There is a great deal of difference between a single memory and collective memory. Between the story of one person, or one family, and the story of a people. Oral histories have become very popular. Put them all together, they may spell collective memory. Grist for an historian’s mill. Just as my mother wanted to give her body to medical science, I want to give my story to my family and friends, and perhaps to a wider audience. I have been struggling with the contradiction in the concept that we are each unique, yet the story of tens of thousands of people like me are so similar. Still, it is not going to deter me from writing my story.

I started by writing about memory as the indispensible ingredient in writing ones story, ones memoirs. If you can’t remember, you can’t tell your story. The more you remember, the more you can pick and choose what you want to write about. And if you can remember those marvelous details—the colors and smells and tastes, what people and neighborhoods and houses and rooms looked like—how much more exciting your story will be. Feelings and thoughts are also a part of the story. Conversations. How can you recall them from years and years ago?

Original Format

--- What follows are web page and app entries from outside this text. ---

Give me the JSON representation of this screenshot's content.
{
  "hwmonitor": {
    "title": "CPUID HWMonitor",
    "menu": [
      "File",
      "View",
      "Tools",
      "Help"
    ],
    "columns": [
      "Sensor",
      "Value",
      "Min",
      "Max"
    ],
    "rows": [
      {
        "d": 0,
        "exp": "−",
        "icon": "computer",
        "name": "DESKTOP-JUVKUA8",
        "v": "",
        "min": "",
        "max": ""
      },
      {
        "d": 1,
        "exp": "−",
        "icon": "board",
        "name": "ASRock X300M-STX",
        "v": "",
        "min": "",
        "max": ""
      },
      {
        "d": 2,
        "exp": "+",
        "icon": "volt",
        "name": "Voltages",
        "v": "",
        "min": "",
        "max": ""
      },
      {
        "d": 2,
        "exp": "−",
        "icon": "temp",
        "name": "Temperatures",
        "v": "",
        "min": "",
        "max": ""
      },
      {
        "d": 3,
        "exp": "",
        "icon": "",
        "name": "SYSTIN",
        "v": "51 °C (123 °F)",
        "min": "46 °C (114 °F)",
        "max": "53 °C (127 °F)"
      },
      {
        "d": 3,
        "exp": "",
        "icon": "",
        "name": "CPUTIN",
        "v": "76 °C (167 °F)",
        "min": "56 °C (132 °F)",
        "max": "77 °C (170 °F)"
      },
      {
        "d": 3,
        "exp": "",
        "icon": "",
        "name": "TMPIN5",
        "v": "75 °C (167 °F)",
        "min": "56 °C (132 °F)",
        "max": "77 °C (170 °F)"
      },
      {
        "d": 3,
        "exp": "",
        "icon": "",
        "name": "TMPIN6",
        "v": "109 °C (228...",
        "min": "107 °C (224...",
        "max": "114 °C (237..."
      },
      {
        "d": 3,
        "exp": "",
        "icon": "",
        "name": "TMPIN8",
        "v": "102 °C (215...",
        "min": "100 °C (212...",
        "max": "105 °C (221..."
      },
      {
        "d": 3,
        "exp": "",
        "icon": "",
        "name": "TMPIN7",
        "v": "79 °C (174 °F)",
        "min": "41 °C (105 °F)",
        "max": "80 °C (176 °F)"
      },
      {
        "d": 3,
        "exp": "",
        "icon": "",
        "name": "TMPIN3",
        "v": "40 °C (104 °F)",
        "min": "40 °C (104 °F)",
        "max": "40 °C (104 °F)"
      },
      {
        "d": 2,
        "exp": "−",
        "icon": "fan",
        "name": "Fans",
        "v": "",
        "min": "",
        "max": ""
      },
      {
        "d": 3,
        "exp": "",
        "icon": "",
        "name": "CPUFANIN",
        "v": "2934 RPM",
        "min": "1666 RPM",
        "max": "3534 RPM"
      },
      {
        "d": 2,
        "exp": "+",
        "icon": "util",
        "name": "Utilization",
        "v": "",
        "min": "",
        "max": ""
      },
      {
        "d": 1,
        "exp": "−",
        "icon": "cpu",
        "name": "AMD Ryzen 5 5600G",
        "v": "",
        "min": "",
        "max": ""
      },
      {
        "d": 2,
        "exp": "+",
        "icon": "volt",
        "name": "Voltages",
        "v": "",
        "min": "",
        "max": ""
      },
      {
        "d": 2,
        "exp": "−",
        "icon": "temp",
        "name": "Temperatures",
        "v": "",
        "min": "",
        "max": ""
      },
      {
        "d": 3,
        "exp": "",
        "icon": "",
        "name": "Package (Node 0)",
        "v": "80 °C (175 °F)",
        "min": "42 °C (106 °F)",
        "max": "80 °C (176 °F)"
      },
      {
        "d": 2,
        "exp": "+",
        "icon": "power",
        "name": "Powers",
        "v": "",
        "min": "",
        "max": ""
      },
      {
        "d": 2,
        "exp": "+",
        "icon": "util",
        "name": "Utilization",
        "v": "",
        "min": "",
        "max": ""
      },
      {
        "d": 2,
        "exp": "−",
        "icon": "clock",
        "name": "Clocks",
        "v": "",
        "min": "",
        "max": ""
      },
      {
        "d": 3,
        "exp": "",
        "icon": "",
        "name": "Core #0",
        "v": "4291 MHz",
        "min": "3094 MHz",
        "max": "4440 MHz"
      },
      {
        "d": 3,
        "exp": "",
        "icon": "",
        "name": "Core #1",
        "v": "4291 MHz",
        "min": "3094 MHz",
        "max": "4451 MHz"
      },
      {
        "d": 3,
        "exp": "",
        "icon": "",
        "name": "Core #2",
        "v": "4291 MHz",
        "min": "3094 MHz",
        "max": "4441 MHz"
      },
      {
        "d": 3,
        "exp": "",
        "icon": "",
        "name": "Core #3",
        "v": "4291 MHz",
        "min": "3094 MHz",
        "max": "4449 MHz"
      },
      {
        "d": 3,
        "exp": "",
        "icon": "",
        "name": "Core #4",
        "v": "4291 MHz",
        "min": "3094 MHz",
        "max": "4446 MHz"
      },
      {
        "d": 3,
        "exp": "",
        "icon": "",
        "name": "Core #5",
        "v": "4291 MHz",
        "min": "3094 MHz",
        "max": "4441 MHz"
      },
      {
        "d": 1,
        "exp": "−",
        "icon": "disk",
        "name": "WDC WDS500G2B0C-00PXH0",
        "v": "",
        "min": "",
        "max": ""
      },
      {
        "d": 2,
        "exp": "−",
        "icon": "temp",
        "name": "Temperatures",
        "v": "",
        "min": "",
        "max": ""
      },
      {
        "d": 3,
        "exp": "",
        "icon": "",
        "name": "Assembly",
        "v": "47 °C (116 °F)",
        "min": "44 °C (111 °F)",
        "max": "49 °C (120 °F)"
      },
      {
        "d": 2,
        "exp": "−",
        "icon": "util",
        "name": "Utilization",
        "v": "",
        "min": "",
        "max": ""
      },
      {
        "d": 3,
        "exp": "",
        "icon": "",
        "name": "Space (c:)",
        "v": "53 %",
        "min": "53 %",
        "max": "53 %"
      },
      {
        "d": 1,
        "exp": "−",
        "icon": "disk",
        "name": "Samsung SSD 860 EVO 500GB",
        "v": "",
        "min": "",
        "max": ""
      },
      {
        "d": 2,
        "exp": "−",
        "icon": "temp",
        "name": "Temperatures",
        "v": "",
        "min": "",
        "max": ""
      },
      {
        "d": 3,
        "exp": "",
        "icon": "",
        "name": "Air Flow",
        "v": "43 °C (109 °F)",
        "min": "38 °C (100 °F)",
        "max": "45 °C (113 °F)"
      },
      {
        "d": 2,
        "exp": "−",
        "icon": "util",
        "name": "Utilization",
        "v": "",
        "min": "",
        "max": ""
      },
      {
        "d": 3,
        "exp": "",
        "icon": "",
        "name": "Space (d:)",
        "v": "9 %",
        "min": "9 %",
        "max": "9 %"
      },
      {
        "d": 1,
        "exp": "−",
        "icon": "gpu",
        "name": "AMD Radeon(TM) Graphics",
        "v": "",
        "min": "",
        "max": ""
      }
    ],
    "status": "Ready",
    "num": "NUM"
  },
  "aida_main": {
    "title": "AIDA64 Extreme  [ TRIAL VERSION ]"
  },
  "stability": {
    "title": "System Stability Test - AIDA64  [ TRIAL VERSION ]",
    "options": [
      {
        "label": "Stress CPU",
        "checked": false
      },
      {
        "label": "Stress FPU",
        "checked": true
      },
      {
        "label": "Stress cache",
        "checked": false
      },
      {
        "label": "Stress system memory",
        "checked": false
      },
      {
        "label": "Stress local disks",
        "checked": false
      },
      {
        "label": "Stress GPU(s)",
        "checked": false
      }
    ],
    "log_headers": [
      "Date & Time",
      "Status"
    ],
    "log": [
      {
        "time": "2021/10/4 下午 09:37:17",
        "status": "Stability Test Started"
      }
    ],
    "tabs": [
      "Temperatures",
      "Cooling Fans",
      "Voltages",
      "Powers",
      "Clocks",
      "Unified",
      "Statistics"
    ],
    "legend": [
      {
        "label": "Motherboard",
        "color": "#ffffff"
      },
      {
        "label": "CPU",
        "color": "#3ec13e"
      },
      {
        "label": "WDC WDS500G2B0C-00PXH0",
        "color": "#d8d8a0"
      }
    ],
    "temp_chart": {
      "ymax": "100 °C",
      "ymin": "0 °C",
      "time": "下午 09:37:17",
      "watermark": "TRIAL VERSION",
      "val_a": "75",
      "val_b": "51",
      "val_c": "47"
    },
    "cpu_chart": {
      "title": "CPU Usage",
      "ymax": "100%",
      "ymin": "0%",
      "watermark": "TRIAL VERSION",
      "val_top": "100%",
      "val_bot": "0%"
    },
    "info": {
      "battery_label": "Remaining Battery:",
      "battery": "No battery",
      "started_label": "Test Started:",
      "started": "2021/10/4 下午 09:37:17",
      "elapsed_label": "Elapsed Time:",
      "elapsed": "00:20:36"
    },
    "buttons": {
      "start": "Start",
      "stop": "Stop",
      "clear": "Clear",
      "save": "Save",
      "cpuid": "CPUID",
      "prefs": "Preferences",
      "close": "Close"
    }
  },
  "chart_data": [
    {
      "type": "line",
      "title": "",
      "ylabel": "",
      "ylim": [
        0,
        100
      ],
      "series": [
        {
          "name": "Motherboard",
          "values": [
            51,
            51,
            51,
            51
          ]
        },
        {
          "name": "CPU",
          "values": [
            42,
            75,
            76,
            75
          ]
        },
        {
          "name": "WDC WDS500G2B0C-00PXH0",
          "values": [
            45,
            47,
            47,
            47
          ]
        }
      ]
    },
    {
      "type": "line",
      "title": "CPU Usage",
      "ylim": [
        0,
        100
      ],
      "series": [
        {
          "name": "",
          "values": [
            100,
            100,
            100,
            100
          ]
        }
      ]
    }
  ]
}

Jacob Schlitt, “Memory,” Autobiographical stories & other writing by Jacob Schlitt, accessed July 14, 2024,